BEGIN EXCERPTED RECORDS

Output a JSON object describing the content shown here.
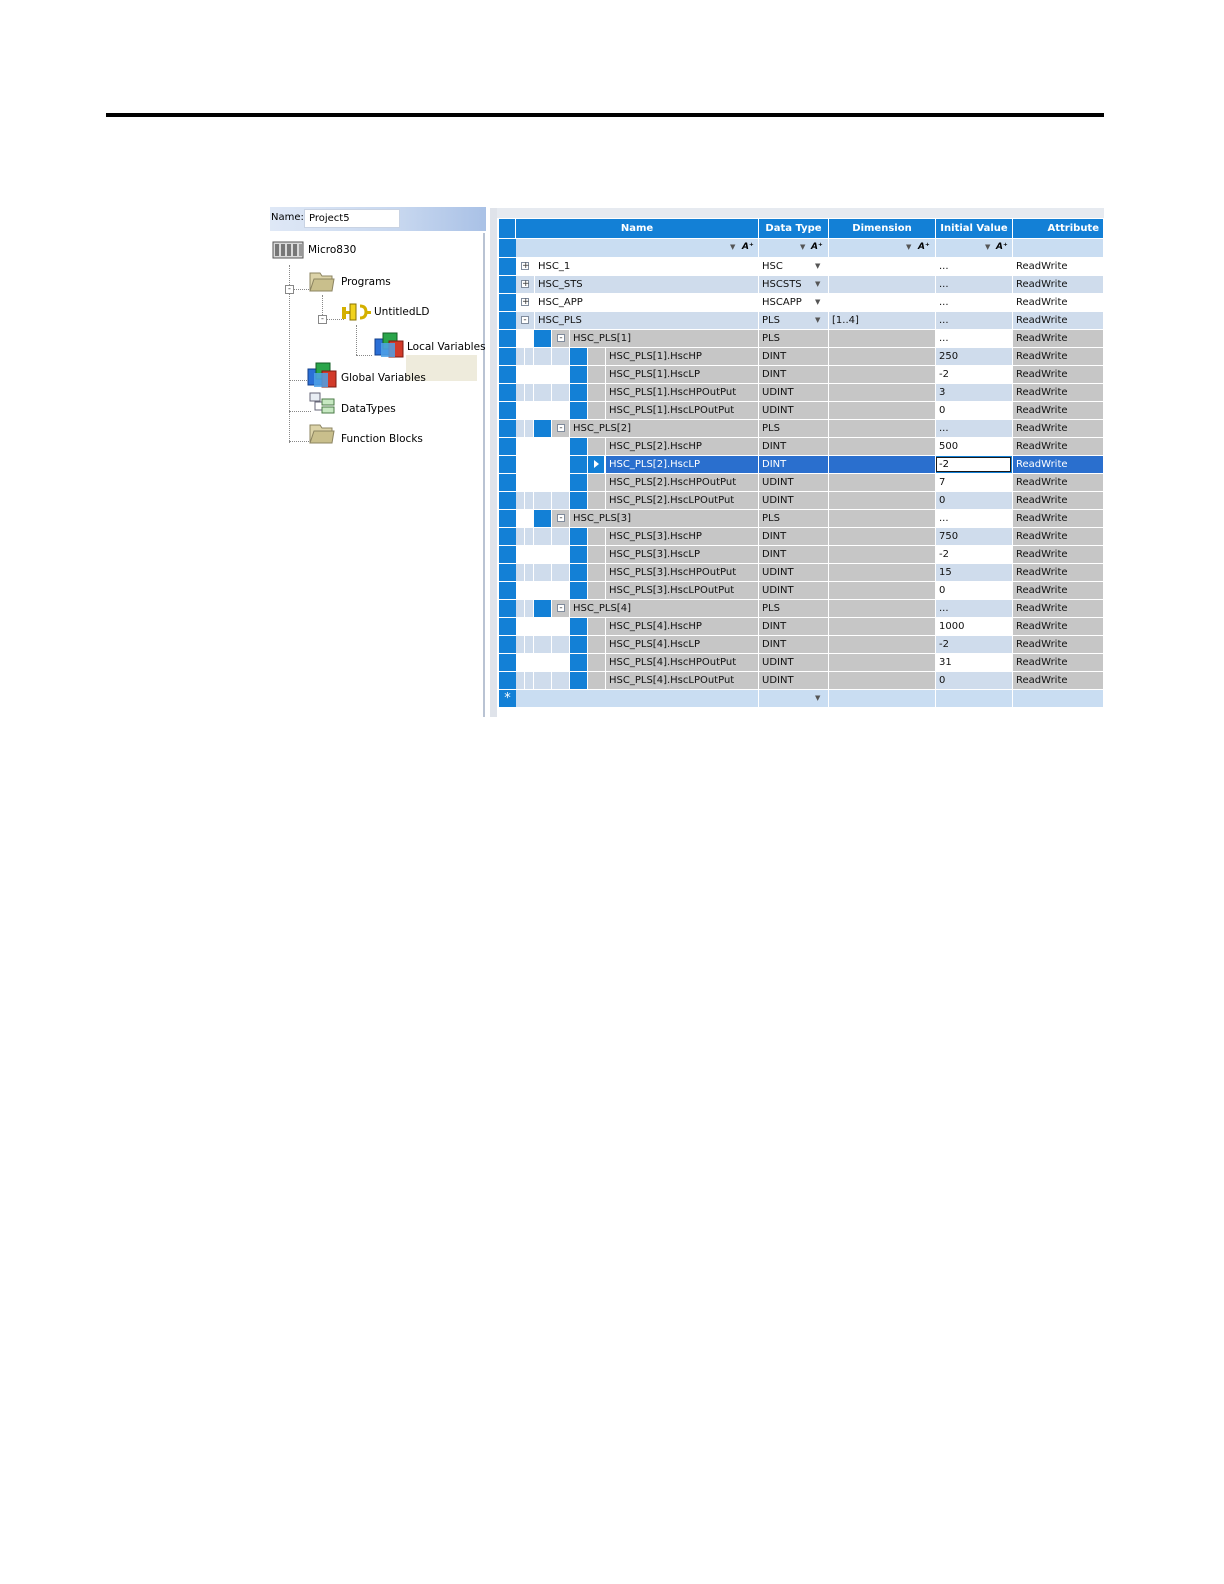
{
  "tree": {
    "name_label": "Name:",
    "name_value": "Project5",
    "nodes": [
      {
        "label": "Micro830",
        "icon": "controller-icon"
      },
      {
        "label": "Programs",
        "icon": "folder-icon"
      },
      {
        "label": "UntitledLD",
        "icon": "ladder-program-icon"
      },
      {
        "label": "Local Variables",
        "icon": "variables-icon"
      },
      {
        "label": "Global Variables",
        "icon": "variables-icon"
      },
      {
        "label": "DataTypes",
        "icon": "datatypes-icon"
      },
      {
        "label": "Function Blocks",
        "icon": "folder-icon"
      }
    ]
  },
  "grid": {
    "columns": [
      "Name",
      "Data Type",
      "Dimension",
      "Initial Value",
      "Attribute"
    ],
    "rows": [
      {
        "name": "HSC_1",
        "type": "HSC",
        "dim": "",
        "init": "...",
        "attr": "ReadWrite",
        "level": 0,
        "toggle": "+",
        "dd": true
      },
      {
        "name": "HSC_STS",
        "type": "HSCSTS",
        "dim": "",
        "init": "...",
        "attr": "ReadWrite",
        "level": 0,
        "toggle": "+",
        "dd": true
      },
      {
        "name": "HSC_APP",
        "type": "HSCAPP",
        "dim": "",
        "init": "...",
        "attr": "ReadWrite",
        "level": 0,
        "toggle": "+",
        "dd": true
      },
      {
        "name": "HSC_PLS",
        "type": "PLS",
        "dim": "[1..4]",
        "init": "...",
        "attr": "ReadWrite",
        "level": 0,
        "toggle": "-",
        "dd": true
      },
      {
        "name": "HSC_PLS[1]",
        "type": "PLS",
        "dim": "",
        "init": "...",
        "attr": "ReadWrite",
        "level": 1,
        "toggle": "-"
      },
      {
        "name": "HSC_PLS[1].HscHP",
        "type": "DINT",
        "dim": "",
        "init": "250",
        "attr": "ReadWrite",
        "level": 2
      },
      {
        "name": "HSC_PLS[1].HscLP",
        "type": "DINT",
        "dim": "",
        "init": "-2",
        "attr": "ReadWrite",
        "level": 2
      },
      {
        "name": "HSC_PLS[1].HscHPOutPut",
        "type": "UDINT",
        "dim": "",
        "init": "3",
        "attr": "ReadWrite",
        "level": 2
      },
      {
        "name": "HSC_PLS[1].HscLPOutPut",
        "type": "UDINT",
        "dim": "",
        "init": "0",
        "attr": "ReadWrite",
        "level": 2
      },
      {
        "name": "HSC_PLS[2]",
        "type": "PLS",
        "dim": "",
        "init": "...",
        "attr": "ReadWrite",
        "level": 1,
        "toggle": "-"
      },
      {
        "name": "HSC_PLS[2].HscHP",
        "type": "DINT",
        "dim": "",
        "init": "500",
        "attr": "ReadWrite",
        "level": 2
      },
      {
        "name": "HSC_PLS[2].HscLP",
        "type": "DINT",
        "dim": "",
        "init": "-2",
        "attr": "ReadWrite",
        "level": 2,
        "selected": true
      },
      {
        "name": "HSC_PLS[2].HscHPOutPut",
        "type": "UDINT",
        "dim": "",
        "init": "7",
        "attr": "ReadWrite",
        "level": 2
      },
      {
        "name": "HSC_PLS[2].HscLPOutPut",
        "type": "UDINT",
        "dim": "",
        "init": "0",
        "attr": "ReadWrite",
        "level": 2
      },
      {
        "name": "HSC_PLS[3]",
        "type": "PLS",
        "dim": "",
        "init": "...",
        "attr": "ReadWrite",
        "level": 1,
        "toggle": "-"
      },
      {
        "name": "HSC_PLS[3].HscHP",
        "type": "DINT",
        "dim": "",
        "init": "750",
        "attr": "ReadWrite",
        "level": 2
      },
      {
        "name": "HSC_PLS[3].HscLP",
        "type": "DINT",
        "dim": "",
        "init": "-2",
        "attr": "ReadWrite",
        "level": 2
      },
      {
        "name": "HSC_PLS[3].HscHPOutPut",
        "type": "UDINT",
        "dim": "",
        "init": "15",
        "attr": "ReadWrite",
        "level": 2
      },
      {
        "name": "HSC_PLS[3].HscLPOutPut",
        "type": "UDINT",
        "dim": "",
        "init": "0",
        "attr": "ReadWrite",
        "level": 2
      },
      {
        "name": "HSC_PLS[4]",
        "type": "PLS",
        "dim": "",
        "init": "...",
        "attr": "ReadWrite",
        "level": 1,
        "toggle": "-"
      },
      {
        "name": "HSC_PLS[4].HscHP",
        "type": "DINT",
        "dim": "",
        "init": "1000",
        "attr": "ReadWrite",
        "level": 2
      },
      {
        "name": "HSC_PLS[4].HscLP",
        "type": "DINT",
        "dim": "",
        "init": "-2",
        "attr": "ReadWrite",
        "level": 2
      },
      {
        "name": "HSC_PLS[4].HscHPOutPut",
        "type": "UDINT",
        "dim": "",
        "init": "31",
        "attr": "ReadWrite",
        "level": 2
      },
      {
        "name": "HSC_PLS[4].HscLPOutPut",
        "type": "UDINT",
        "dim": "",
        "init": "0",
        "attr": "ReadWrite",
        "level": 2
      }
    ],
    "new_row_marker": "*"
  },
  "colors": {
    "header": "#1380d6",
    "filter_row": "#c9ddf2",
    "row_alt": "#cfdcec",
    "greyed": "#c6c6c6",
    "selected": "#2a6fce"
  }
}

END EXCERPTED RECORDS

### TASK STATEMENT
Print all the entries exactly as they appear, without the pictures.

### TASK SOLUTION
Output a JSON object describing the content shown here.
{
  "tree": {
    "name_label": "Name:",
    "name_value": "Project5",
    "nodes": [
      {
        "label": "Micro830",
        "icon": "controller-icon"
      },
      {
        "label": "Programs",
        "icon": "folder-icon"
      },
      {
        "label": "UntitledLD",
        "icon": "ladder-program-icon"
      },
      {
        "label": "Local Variables",
        "icon": "variables-icon"
      },
      {
        "label": "Global Variables",
        "icon": "variables-icon"
      },
      {
        "label": "DataTypes",
        "icon": "datatypes-icon"
      },
      {
        "label": "Function Blocks",
        "icon": "folder-icon"
      }
    ]
  },
  "grid": {
    "columns": [
      "Name",
      "Data Type",
      "Dimension",
      "Initial Value",
      "Attribute"
    ],
    "rows": [
      {
        "name": "HSC_1",
        "type": "HSC",
        "dim": "",
        "init": "...",
        "attr": "ReadWrite",
        "level": 0,
        "toggle": "+",
        "dd": true
      },
      {
        "name": "HSC_STS",
        "type": "HSCSTS",
        "dim": "",
        "init": "...",
        "attr": "ReadWrite",
        "level": 0,
        "toggle": "+",
        "dd": true
      },
      {
        "name": "HSC_APP",
        "type": "HSCAPP",
        "dim": "",
        "init": "...",
        "attr": "ReadWrite",
        "level": 0,
        "toggle": "+",
        "dd": true
      },
      {
        "name": "HSC_PLS",
        "type": "PLS",
        "dim": "[1..4]",
        "init": "...",
        "attr": "ReadWrite",
        "level": 0,
        "toggle": "-",
        "dd": true
      },
      {
        "name": "HSC_PLS[1]",
        "type": "PLS",
        "dim": "",
        "init": "...",
        "attr": "ReadWrite",
        "level": 1,
        "toggle": "-"
      },
      {
        "name": "HSC_PLS[1].HscHP",
        "type": "DINT",
        "dim": "",
        "init": "250",
        "attr": "ReadWrite",
        "level": 2
      },
      {
        "name": "HSC_PLS[1].HscLP",
        "type": "DINT",
        "dim": "",
        "init": "-2",
        "attr": "ReadWrite",
        "level": 2
      },
      {
        "name": "HSC_PLS[1].HscHPOutPut",
        "type": "UDINT",
        "dim": "",
        "init": "3",
        "attr": "ReadWrite",
        "level": 2
      },
      {
        "name": "HSC_PLS[1].HscLPOutPut",
        "type": "UDINT",
        "dim": "",
        "init": "0",
        "attr": "ReadWrite",
        "level": 2
      },
      {
        "name": "HSC_PLS[2]",
        "type": "PLS",
        "dim": "",
        "init": "...",
        "attr": "ReadWrite",
        "level": 1,
        "toggle": "-"
      },
      {
        "name": "HSC_PLS[2].HscHP",
        "type": "DINT",
        "dim": "",
        "init": "500",
        "attr": "ReadWrite",
        "level": 2
      },
      {
        "name": "HSC_PLS[2].HscLP",
        "type": "DINT",
        "dim": "",
        "init": "-2",
        "attr": "ReadWrite",
        "level": 2,
        "selected": true
      },
      {
        "name": "HSC_PLS[2].HscHPOutPut",
        "type": "UDINT",
        "dim": "",
        "init": "7",
        "attr": "ReadWrite",
        "level": 2
      },
      {
        "name": "HSC_PLS[2].HscLPOutPut",
        "type": "UDINT",
        "dim": "",
        "init": "0",
        "attr": "ReadWrite",
        "level": 2
      },
      {
        "name": "HSC_PLS[3]",
        "type": "PLS",
        "dim": "",
        "init": "...",
        "attr": "ReadWrite",
        "level": 1,
        "toggle": "-"
      },
      {
        "name": "HSC_PLS[3].HscHP",
        "type": "DINT",
        "dim": "",
        "init": "750",
        "attr": "ReadWrite",
        "level": 2
      },
      {
        "name": "HSC_PLS[3].HscLP",
        "type": "DINT",
        "dim": "",
        "init": "-2",
        "attr": "ReadWrite",
        "level": 2
      },
      {
        "name": "HSC_PLS[3].HscHPOutPut",
        "type": "UDINT",
        "dim": "",
        "init": "15",
        "attr": "ReadWrite",
        "level": 2
      },
      {
        "name": "HSC_PLS[3].HscLPOutPut",
        "type": "UDINT",
        "dim": "",
        "init": "0",
        "attr": "ReadWrite",
        "level": 2
      },
      {
        "name": "HSC_PLS[4]",
        "type": "PLS",
        "dim": "",
        "init": "...",
        "attr": "ReadWrite",
        "level": 1,
        "toggle": "-"
      },
      {
        "name": "HSC_PLS[4].HscHP",
        "type": "DINT",
        "dim": "",
        "init": "1000",
        "attr": "ReadWrite",
        "level": 2
      },
      {
        "name": "HSC_PLS[4].HscLP",
        "type": "DINT",
        "dim": "",
        "init": "-2",
        "attr": "ReadWrite",
        "level": 2
      },
      {
        "name": "HSC_PLS[4].HscHPOutPut",
        "type": "UDINT",
        "dim": "",
        "init": "31",
        "attr": "ReadWrite",
        "level": 2
      },
      {
        "name": "HSC_PLS[4].HscLPOutPut",
        "type": "UDINT",
        "dim": "",
        "init": "0",
        "attr": "ReadWrite",
        "level": 2
      }
    ],
    "new_row_marker": "*"
  },
  "colors": {
    "header": "#1380d6",
    "filter_row": "#c9ddf2",
    "row_alt": "#cfdcec",
    "greyed": "#c6c6c6",
    "selected": "#2a6fce"
  }
}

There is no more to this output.